Image source:

Perhaps it’s a little bit of both. Here are a few logical reasons why most wealthy families went from boom to bust:
  • Lack of common purpose
According to the survey mentioned earlier, 64% admit they have disclosed little to nothing about their wealth to their children. We get it, they don't want their descendants to be lazy and entitled. But, it’s also important to demonstrate the value of wealth and why they need to preserve it. They need to instil it in their children so that they can be on the same page.
  • Not equipped with financial literacy
Poor decisions stem from poor financial education. And, with more wealth, comes more responsibility. It’s important to educate financial fundamentals and building those positive habits early on to decrease the chances of wasting family money. 
  • Sense of entitlement
A phone? A car? A house? A vacation? They’re provided. There’s always a Pa&Ma fund available to help their children avoid the natural, character-building consequences of life. Maintaining wealth is just as difficult as creating it. It takes intentional drive, motivation, mission and ambition. If the children grew up without that struggle or were never exposed to it, they may not able to fully grasp the significance. 
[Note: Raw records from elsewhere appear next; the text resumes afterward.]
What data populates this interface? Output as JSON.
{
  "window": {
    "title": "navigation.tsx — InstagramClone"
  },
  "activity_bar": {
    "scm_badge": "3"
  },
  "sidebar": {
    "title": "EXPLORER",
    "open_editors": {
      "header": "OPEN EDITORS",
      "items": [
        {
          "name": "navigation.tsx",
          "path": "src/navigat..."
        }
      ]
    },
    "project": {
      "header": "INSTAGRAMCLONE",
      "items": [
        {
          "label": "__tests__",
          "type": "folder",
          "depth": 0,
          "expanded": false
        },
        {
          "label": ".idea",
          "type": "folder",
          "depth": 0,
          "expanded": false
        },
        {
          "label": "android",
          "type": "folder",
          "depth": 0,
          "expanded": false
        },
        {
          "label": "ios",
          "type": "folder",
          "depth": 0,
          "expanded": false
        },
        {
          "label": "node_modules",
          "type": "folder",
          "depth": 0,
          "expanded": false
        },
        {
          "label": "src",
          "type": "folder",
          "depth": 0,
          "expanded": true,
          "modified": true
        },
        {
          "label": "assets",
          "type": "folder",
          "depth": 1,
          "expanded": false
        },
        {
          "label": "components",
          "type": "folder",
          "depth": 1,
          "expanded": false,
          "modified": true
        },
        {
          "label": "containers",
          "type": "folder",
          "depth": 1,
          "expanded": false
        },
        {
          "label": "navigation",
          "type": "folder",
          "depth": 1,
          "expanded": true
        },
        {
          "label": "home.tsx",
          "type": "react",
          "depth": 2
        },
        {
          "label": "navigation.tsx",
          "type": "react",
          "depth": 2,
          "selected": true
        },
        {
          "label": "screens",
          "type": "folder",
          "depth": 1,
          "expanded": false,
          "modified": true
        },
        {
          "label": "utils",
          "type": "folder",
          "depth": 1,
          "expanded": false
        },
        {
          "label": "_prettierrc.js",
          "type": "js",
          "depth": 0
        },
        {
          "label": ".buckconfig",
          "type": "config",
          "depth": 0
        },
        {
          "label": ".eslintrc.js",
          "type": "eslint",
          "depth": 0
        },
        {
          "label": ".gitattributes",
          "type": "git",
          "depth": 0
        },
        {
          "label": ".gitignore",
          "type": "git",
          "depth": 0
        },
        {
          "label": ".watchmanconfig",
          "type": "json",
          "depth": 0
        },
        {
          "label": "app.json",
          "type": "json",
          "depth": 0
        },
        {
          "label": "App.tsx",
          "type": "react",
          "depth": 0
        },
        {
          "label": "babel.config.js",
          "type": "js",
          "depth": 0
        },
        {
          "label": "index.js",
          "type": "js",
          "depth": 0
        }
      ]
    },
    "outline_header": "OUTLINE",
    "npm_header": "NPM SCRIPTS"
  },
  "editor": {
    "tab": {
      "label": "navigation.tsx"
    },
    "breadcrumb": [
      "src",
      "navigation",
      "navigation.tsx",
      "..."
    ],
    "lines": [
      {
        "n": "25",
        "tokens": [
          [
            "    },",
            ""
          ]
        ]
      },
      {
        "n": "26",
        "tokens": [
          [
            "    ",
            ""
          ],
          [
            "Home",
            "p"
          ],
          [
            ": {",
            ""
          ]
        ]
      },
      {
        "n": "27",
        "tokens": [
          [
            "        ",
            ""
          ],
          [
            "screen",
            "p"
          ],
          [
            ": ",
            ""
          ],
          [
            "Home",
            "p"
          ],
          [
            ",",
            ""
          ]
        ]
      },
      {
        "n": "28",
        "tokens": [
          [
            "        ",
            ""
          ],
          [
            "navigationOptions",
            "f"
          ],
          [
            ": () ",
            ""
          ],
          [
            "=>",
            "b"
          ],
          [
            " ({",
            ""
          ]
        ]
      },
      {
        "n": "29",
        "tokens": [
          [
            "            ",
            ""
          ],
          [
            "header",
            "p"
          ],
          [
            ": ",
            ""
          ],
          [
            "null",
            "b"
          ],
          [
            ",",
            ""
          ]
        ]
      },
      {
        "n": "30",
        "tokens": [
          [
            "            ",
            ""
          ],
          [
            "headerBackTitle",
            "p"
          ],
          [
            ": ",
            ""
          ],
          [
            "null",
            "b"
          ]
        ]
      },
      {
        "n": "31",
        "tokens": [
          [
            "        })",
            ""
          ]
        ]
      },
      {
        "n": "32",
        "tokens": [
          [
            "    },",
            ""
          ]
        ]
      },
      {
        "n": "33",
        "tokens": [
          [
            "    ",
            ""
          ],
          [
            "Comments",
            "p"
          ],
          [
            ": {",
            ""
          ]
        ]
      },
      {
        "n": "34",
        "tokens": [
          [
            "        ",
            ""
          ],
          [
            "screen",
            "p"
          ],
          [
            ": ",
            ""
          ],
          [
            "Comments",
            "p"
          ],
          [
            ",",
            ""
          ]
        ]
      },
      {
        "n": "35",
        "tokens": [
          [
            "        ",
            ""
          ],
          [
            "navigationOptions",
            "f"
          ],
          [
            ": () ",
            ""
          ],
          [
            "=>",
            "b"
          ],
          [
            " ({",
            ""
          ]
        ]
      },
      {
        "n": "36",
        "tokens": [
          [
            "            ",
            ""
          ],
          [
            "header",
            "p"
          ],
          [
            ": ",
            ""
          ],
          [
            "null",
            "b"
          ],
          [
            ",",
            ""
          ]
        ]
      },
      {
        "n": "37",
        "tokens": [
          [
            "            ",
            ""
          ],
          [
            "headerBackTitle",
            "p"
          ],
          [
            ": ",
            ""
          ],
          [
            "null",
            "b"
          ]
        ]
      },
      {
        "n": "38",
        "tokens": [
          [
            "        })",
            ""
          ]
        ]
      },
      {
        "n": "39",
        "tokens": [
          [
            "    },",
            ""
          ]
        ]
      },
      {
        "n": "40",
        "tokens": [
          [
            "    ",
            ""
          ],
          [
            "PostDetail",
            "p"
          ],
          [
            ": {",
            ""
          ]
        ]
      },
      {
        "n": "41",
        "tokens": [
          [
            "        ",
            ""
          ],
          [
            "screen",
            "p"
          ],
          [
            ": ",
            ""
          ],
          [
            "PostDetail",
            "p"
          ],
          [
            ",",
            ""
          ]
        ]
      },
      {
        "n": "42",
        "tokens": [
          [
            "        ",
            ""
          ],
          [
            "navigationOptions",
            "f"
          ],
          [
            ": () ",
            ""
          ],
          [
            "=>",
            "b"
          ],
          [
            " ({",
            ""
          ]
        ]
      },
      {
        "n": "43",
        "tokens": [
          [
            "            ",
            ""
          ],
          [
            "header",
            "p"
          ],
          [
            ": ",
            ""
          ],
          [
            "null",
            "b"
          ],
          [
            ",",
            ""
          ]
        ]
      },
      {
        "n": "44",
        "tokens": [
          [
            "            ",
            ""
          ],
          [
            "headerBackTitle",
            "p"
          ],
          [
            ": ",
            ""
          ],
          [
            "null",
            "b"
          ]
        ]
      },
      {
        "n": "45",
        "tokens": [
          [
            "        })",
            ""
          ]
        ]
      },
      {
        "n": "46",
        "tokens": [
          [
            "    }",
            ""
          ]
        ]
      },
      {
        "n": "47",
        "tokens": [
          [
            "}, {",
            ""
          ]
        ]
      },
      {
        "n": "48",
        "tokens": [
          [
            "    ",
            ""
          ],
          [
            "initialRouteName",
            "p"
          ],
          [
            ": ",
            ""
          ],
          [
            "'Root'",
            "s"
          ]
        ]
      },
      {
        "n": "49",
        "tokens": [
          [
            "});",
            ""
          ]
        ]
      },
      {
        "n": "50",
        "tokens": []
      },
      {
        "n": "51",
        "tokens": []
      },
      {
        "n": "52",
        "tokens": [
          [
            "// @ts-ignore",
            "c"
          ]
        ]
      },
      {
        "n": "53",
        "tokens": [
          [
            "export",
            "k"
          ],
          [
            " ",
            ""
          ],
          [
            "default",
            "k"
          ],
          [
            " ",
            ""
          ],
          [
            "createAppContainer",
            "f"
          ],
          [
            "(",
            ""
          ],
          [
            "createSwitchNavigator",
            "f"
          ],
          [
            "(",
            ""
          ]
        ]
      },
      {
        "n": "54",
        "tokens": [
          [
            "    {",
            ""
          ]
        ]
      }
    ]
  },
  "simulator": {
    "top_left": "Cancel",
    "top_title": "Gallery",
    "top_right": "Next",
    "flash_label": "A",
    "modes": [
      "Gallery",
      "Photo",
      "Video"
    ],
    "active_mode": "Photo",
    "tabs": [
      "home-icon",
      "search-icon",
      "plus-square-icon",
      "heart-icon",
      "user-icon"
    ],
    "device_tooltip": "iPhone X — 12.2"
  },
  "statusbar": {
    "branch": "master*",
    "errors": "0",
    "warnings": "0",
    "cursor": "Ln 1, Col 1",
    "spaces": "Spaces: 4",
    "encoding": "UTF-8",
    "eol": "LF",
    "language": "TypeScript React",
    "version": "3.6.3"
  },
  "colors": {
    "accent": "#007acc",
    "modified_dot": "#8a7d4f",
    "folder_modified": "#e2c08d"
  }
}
Guess what? The "curse" is breakable, even for non-atas-people who are on their way to the ‘nouveau riche’ land

Mandy Tham, the Academic Director of the Master of Science in Wealth Management (MWM) at the Singapore Management University Lee Kong Chian School of Business (SMU LKCSB) shared wealth can last beyond the third generation as long as it is well managed and the succession planning is carefully planned.

Just take a look at the Mars family. Yup, that chocolate Mars, it's theirs. The family still owns the confectionery giant bearing their name, have bucked the historical trend, surpassing that third-generation mark with their wealth intact. They must've been doing something right.
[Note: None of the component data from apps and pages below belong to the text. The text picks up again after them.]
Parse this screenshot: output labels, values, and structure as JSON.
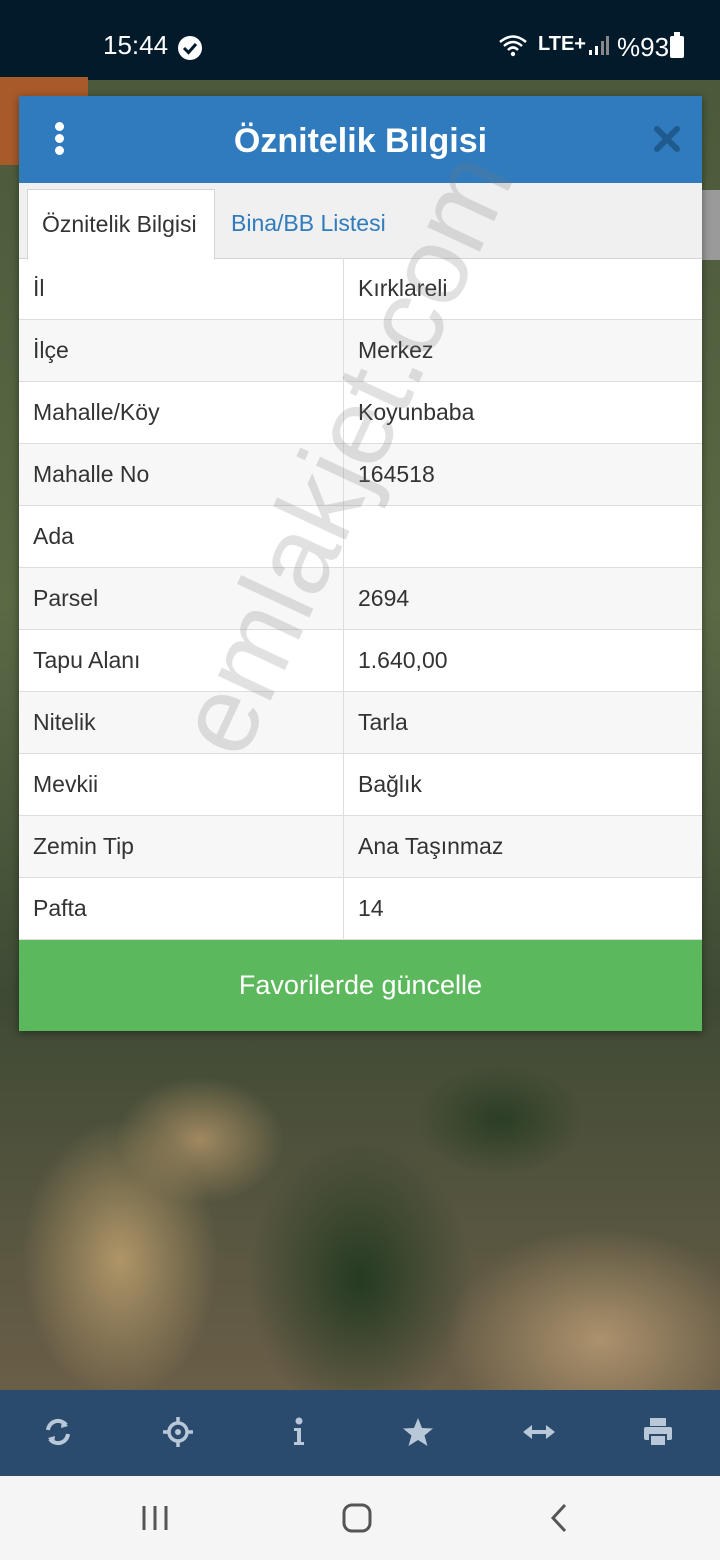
{
  "status_bar": {
    "time": "15:44",
    "network_label": "LTE+",
    "battery": "%93"
  },
  "dialog": {
    "title": "Öznitelik Bilgisi",
    "tabs": [
      {
        "label": "Öznitelik Bilgisi",
        "active": true
      },
      {
        "label": "Bina/BB Listesi",
        "active": false
      }
    ],
    "rows": [
      {
        "key": "İl",
        "value": "Kırklareli"
      },
      {
        "key": "İlçe",
        "value": "Merkez"
      },
      {
        "key": "Mahalle/Köy",
        "value": "Koyunbaba"
      },
      {
        "key": "Mahalle No",
        "value": "164518"
      },
      {
        "key": "Ada",
        "value": ""
      },
      {
        "key": "Parsel",
        "value": "2694"
      },
      {
        "key": "Tapu Alanı",
        "value": "1.640,00"
      },
      {
        "key": "Nitelik",
        "value": "Tarla"
      },
      {
        "key": "Mevkii",
        "value": "Bağlık"
      },
      {
        "key": "Zemin Tip",
        "value": "Ana Taşınmaz"
      },
      {
        "key": "Pafta",
        "value": "14"
      }
    ],
    "favorite_button": "Favorilerde güncelle"
  },
  "watermark": "emlakjet.com",
  "toolbar": {
    "icons": [
      "refresh-icon",
      "crosshair-icon",
      "info-icon",
      "star-icon",
      "measure-icon",
      "print-icon"
    ]
  },
  "colors": {
    "header": "#2f7bbd",
    "button_green": "#5cb85c",
    "toolbar": "#2a4a6e"
  }
}
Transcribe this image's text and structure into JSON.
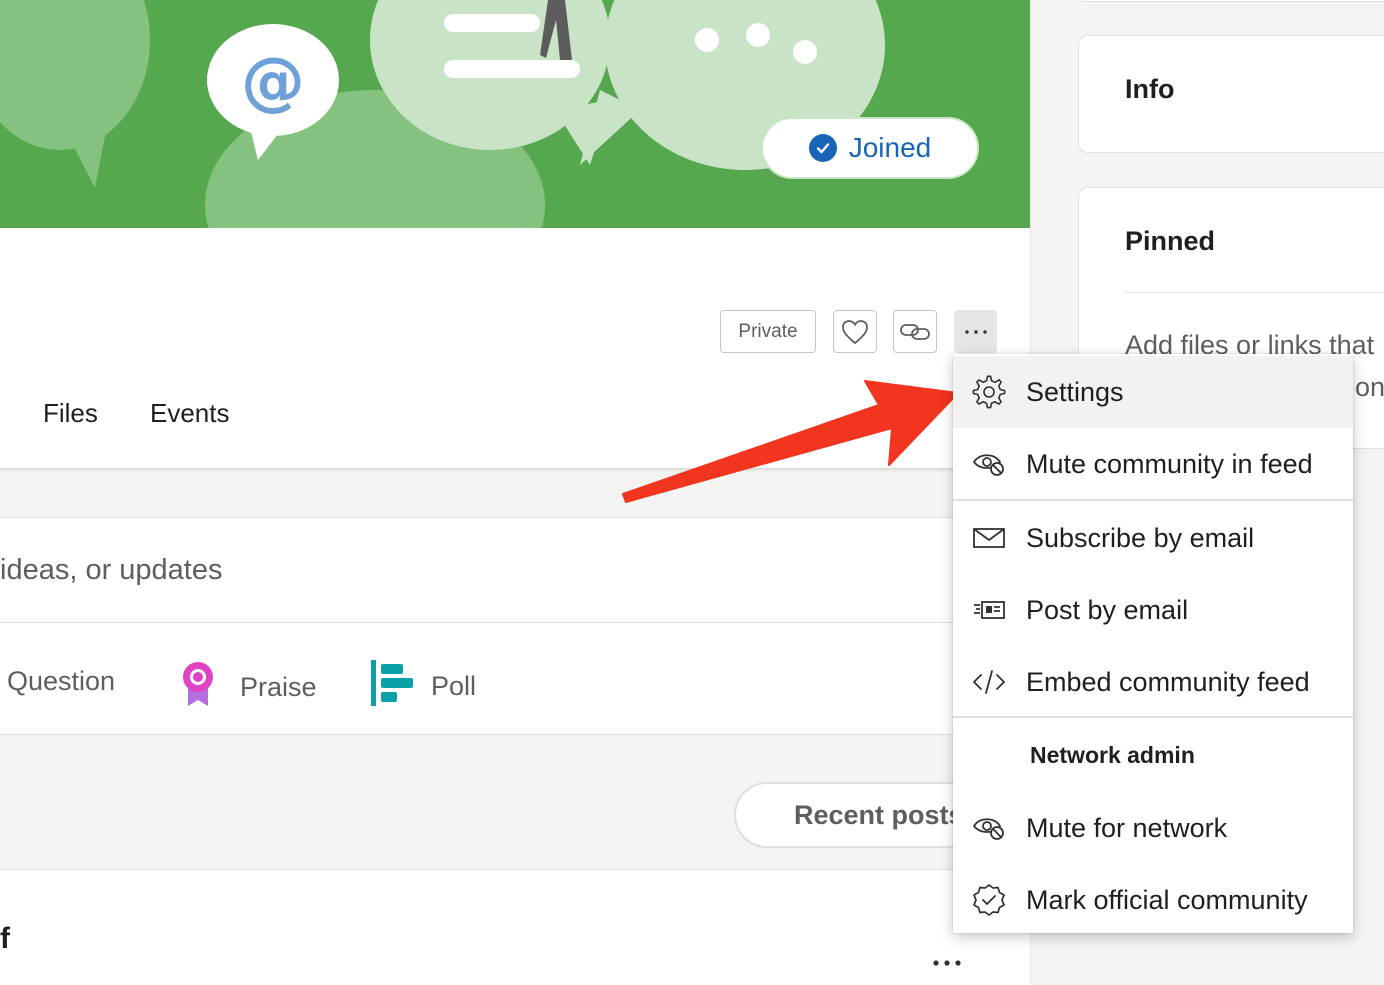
{
  "banner": {
    "joined_label": "Joined"
  },
  "header": {
    "privacy_label": "Private",
    "tabs": [
      "Files",
      "Events"
    ]
  },
  "composer": {
    "placeholder": "ideas, or updates",
    "post_types": [
      {
        "label": "Question",
        "icon": "question-icon"
      },
      {
        "label": "Praise",
        "icon": "praise-ribbon-icon"
      },
      {
        "label": "Poll",
        "icon": "poll-icon"
      }
    ]
  },
  "feed": {
    "sort_label": "Recent posts",
    "post_author_fragment": "f",
    "post_more": "..."
  },
  "sidebar": {
    "info_title": "Info",
    "pinned_title": "Pinned",
    "pinned_text": "Add files or links that",
    "pinned_text_2": "on"
  },
  "menu": {
    "items": [
      {
        "label": "Settings",
        "icon": "gear-icon"
      },
      {
        "label": "Mute community in feed",
        "icon": "mute-eye-icon"
      },
      {
        "label": "Subscribe by email",
        "icon": "envelope-icon"
      },
      {
        "label": "Post by email",
        "icon": "post-email-icon"
      },
      {
        "label": "Embed community feed",
        "icon": "code-icon"
      }
    ],
    "section_header": "Network admin",
    "admin_items": [
      {
        "label": "Mute for network",
        "icon": "mute-eye-icon"
      },
      {
        "label": "Mark official community",
        "icon": "verified-badge-icon"
      }
    ]
  },
  "colors": {
    "banner_green": "#56a84f",
    "accent_blue": "#1764b8",
    "arrow_red": "#f2351f",
    "praise_pink": "#e043c4",
    "poll_teal": "#0aa2a8"
  }
}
Here are some of the ways to ensure that you wouldn’t live the proverb:
  • Open communication builds trust. That's the idea of sustaining your family’s wealth. Preparing the next generation for what they will expect is critical. Don't assume they know what you know or have the same beliefs and values as yours.
  • Talk to a wealth planner to craft a plan that takes inheritance goals into account while having asset protection tools that may be used to preserve your family’s wealth in case shiz hits the fan. Click here for a list of approved financial advisers by Bank Negara Malaysia.
  • Introduce a financial road map to help the descendants manage their money wisely like saving, spending, charitable contributions and also strategies/guidance on increasing one’s wealth. They won't be able to learn what to do through osmosis.
  • Start succession planning early. Don’t wait until you’re either burnt out or incapacitated to determine your successor, or leave it up to the family to figure out. Make sure that your affairs are in order. 
  • Have proper legal work and life insurance designs in place as the catalyst for bringing your vision to fruition.
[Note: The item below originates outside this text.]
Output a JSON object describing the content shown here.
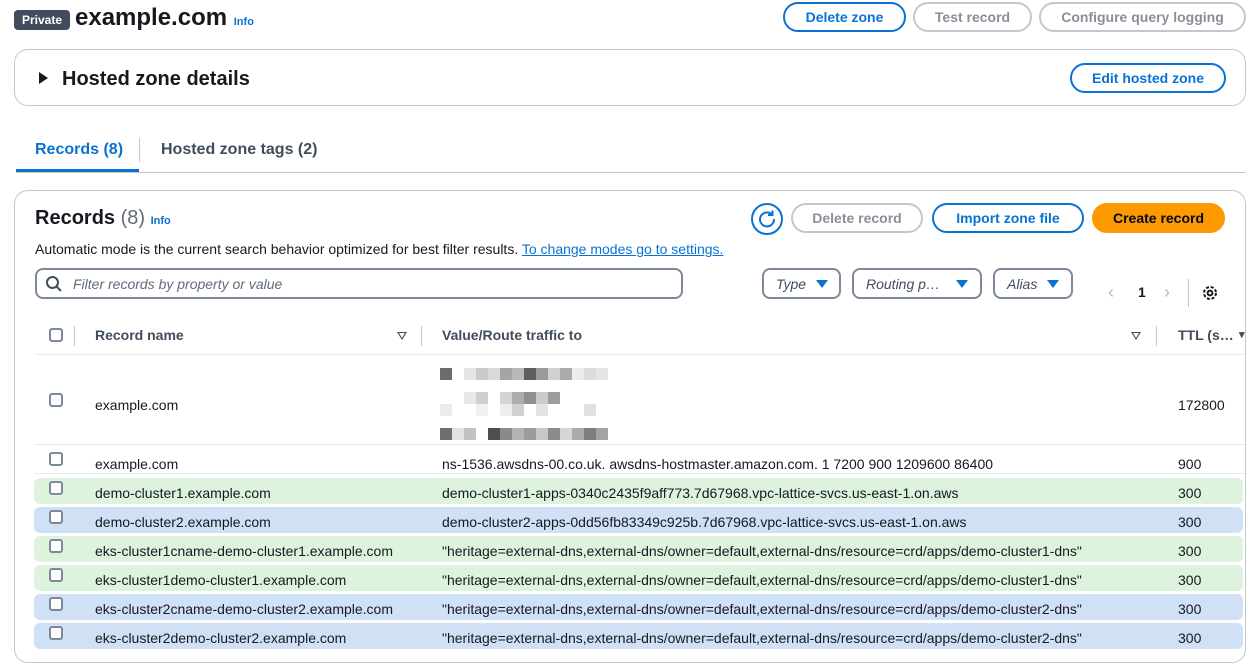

Okay, so maybe you still have trust issues with your children or you don’t want to pamper them - you can always go one step further and disinherit your children to encourage them to forge their own careers like Bill Gates. He has decided to pass his wealth to charity. Of course, he's not that cold. He did give his children the tools they need to succeed which is a good education and a sum of money to invest.

Now, are you ready to build your empire?

*The above article is intended for informational purposes only. Loanstreet accepts no responsibility for loss that may arise from reliance on information contained in the articles.

Continue reading...

About the Author

Nisya Aziz

A storyteller at Finology, who drinks coffee like its water, Nisya enjoy bringing valuable, educational and entertaining content to others. When not busy crafting content, you’ll find her in the boulder gym or on stage, performing theatre shows.


Suggested Articles

Buying a House? Here's 2024 Stamp Duty Charges & Other Costs Involved

Buying a House? Here's 2024 Stamp Duty Charges & Other Costs Involved

Here are the Best Fixed Deposit Promos in Malaysia 2024

Best Fixed Deposit Promos Malaysia 2024

How Does Shadow Economy Affect Malaysia’s Income Tax?

How Does Shadow Economy Affect Malaysia’s Income Tax?